Every aspect of human life including health, livelihoods, food, security and economic growth is expected to be impacted. This is especially true in Southeast Asia, where climate change is threatening to disrupt the remarkable expansion of its economies and undo the hard-earned achievements of its sustainable development.
The Southeast Asian region has been ranked as one of the most vulnerable regions to climate change due to the urbanisation and concentration of its economic capitals along coastline areas and within deltas, as well as its economic reliance on agriculture and natural resources. According to the United Nations (UN) Food and Agriculture Organization (FAO), worsening climate conditions in the region is a key driver for the increase in the number of people suffering from starvation.
Agriculture at the front line
This year, extreme seasonal rains and flooding in the north, an extended dry season in Indonesia, and increasingly frequent storm events from tropical depressions to super typhoons, have taken a toll on the region’s economy. Climate events such as these have resulted in the destruction of paddy fields and farms in the region’s crucial agricultural heartlands.
According to Carolyn Rodrigues Birkett, Director of FAO’s Liaison Office in Geneva, in developing countries, the agriculture sector absorbs about 22 percent of the total damage and losses caused by natural hazards, 84 percent if one considers drought alone.
“No sector is more sensitive than agriculture and no solution to climate change and disasters will be complete without agricultural inputs,” she said at the opening of a panel discussion on Integrating Climate Change Adaptation and Disaster Risk Reduction.
Source: United Nations Office for Disaster Risk Reduction
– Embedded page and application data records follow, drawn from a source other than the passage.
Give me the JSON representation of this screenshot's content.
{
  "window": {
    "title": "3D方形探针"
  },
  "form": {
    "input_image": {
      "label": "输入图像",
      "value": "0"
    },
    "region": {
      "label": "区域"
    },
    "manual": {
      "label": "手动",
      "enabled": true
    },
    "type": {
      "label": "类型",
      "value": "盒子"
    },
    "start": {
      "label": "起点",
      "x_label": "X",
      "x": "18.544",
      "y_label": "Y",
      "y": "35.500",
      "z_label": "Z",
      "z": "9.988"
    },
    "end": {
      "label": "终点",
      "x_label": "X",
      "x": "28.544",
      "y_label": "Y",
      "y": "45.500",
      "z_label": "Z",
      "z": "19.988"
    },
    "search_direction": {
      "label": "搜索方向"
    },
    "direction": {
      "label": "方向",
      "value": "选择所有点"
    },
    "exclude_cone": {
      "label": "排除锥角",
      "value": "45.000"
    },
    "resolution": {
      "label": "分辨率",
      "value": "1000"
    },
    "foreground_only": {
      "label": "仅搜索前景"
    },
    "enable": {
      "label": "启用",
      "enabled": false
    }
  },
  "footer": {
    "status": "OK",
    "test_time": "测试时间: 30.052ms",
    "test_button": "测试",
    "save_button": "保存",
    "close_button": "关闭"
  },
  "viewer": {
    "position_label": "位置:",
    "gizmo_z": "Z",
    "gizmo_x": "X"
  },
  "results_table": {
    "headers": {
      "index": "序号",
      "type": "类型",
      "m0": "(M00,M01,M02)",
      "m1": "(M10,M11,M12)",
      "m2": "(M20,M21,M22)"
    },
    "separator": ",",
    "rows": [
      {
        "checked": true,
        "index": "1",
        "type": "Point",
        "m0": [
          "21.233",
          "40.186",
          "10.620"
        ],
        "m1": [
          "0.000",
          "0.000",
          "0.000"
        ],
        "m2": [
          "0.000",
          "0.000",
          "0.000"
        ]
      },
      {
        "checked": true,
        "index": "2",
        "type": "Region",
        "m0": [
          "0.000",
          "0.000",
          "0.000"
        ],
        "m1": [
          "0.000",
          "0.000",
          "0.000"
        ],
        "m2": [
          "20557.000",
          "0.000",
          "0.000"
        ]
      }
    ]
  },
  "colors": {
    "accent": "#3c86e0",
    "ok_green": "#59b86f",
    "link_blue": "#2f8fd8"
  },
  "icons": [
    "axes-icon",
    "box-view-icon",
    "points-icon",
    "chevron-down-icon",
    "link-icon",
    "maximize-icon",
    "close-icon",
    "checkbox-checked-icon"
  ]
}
Farmers are at the front line of climate change, staring down droughts, extreme rainfall, flooding and storms to continue producing food for everyone else. But what happens if farmers cannot absorb the damages and are forced to discontinue food production? In Indonesia, for example, around 93 percent of Indonesia’s farmers are small family farmers for food crops such as rice, corn and cassava, as well as cash crops like palm oil and rubber. Many of them struggle with poverty, with almost one fifth of them living below the national poverty line.
Mitigating climate damage to key food crops
Towards building farmers’ resilience, the region’s governments have started moving towards setting up risk transfer mechanisms, such as insurance for the agricultural sector at different levels. In the region, Thailand, Vietnam, the Philippines, Indonesia, Cambodia and Myanmar have tested and developed specific models of government-subsidized insurance-based schemes to protect against the worst damage due to extreme weather events, all at different levels of implementation.
In Indonesia, after a few pilot projects, the government there launched the National Agricultural Scheme for rice farmers in 2015. However, despite the strong participation of the public sector where 80 percent of premiums is subsidised locally, the penetration of such financial instruments is still low while coverage for crops other than rice is limited. Agricultural Insurance Specialist, Margherita Bavagnoli said that the main challenges are not only to increase the uptake from farmers, but also to develop a strategy for long-term sustainability of those instruments.
“Obviously, financial burden is one of the reasons for low penetration. However, many other variables are seen as playing almost equal importance in the success or failure of such products. As long as farmers do not fully understand the importance of such products, and the private sector does not play an active role in creating a market, such measures will only remain a social protection measure provided by governments. This is hardly sustainable in the long run,” explained Bavagnoli.
The IPCC has warned that rice yields and quality will likely face reduction. This is true for most other staple foods such as maize, wheat and other cereal crops. Governments, the private sector and other stakeholders need to help farmers continue to produce and be profitable as the climate worsens, without whom, there will be no food on our tables.